* _Exercise goal_
Using the entries below, give the count of lines that hold "layers". Say nothing besides the number.

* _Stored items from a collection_
━━━━━━━━━━

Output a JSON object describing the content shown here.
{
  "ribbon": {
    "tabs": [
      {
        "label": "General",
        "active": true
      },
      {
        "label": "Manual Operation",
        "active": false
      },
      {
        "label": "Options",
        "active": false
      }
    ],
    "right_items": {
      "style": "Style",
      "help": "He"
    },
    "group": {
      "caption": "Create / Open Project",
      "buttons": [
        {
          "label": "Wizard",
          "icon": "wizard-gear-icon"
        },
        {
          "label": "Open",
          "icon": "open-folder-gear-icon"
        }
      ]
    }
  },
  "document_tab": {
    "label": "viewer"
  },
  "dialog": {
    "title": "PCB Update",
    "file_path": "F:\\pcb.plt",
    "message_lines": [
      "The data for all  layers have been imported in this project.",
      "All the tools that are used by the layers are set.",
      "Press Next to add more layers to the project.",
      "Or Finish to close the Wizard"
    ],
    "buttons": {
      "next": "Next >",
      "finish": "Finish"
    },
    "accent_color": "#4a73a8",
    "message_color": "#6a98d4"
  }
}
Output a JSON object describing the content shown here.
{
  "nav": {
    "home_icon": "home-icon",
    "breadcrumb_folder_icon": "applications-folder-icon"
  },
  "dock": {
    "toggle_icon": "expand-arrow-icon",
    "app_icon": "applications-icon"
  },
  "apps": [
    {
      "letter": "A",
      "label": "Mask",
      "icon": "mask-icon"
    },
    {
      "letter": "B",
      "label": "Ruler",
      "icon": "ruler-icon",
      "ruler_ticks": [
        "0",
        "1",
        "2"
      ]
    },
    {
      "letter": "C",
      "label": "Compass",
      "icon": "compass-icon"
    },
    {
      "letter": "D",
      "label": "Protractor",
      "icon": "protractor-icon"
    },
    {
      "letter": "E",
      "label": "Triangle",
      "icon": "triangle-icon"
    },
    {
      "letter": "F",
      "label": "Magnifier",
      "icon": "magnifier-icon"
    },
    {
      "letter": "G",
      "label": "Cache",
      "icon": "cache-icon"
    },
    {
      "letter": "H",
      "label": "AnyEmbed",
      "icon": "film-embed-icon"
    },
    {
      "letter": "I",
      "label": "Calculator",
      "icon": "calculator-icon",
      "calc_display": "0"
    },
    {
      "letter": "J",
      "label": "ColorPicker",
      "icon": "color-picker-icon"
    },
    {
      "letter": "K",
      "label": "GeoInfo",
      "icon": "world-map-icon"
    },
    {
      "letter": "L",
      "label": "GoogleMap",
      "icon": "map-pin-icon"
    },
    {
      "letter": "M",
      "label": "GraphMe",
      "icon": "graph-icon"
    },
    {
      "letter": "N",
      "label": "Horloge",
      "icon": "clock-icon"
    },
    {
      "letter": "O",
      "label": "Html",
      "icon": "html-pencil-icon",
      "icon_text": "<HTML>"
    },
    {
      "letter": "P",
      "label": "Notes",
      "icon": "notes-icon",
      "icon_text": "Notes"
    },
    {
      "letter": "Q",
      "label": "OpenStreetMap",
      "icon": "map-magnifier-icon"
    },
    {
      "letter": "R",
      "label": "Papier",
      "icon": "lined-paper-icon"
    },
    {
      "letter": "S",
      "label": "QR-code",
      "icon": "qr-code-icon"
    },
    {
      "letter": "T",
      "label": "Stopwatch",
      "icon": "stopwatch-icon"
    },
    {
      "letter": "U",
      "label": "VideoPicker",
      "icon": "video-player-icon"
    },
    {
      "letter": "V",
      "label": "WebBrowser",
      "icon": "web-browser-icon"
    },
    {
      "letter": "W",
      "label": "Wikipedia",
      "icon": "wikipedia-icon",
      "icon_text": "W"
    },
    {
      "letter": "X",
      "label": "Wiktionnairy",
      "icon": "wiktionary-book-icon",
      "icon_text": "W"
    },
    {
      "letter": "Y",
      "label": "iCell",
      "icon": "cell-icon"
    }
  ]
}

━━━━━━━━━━

* _Solution to this task_
3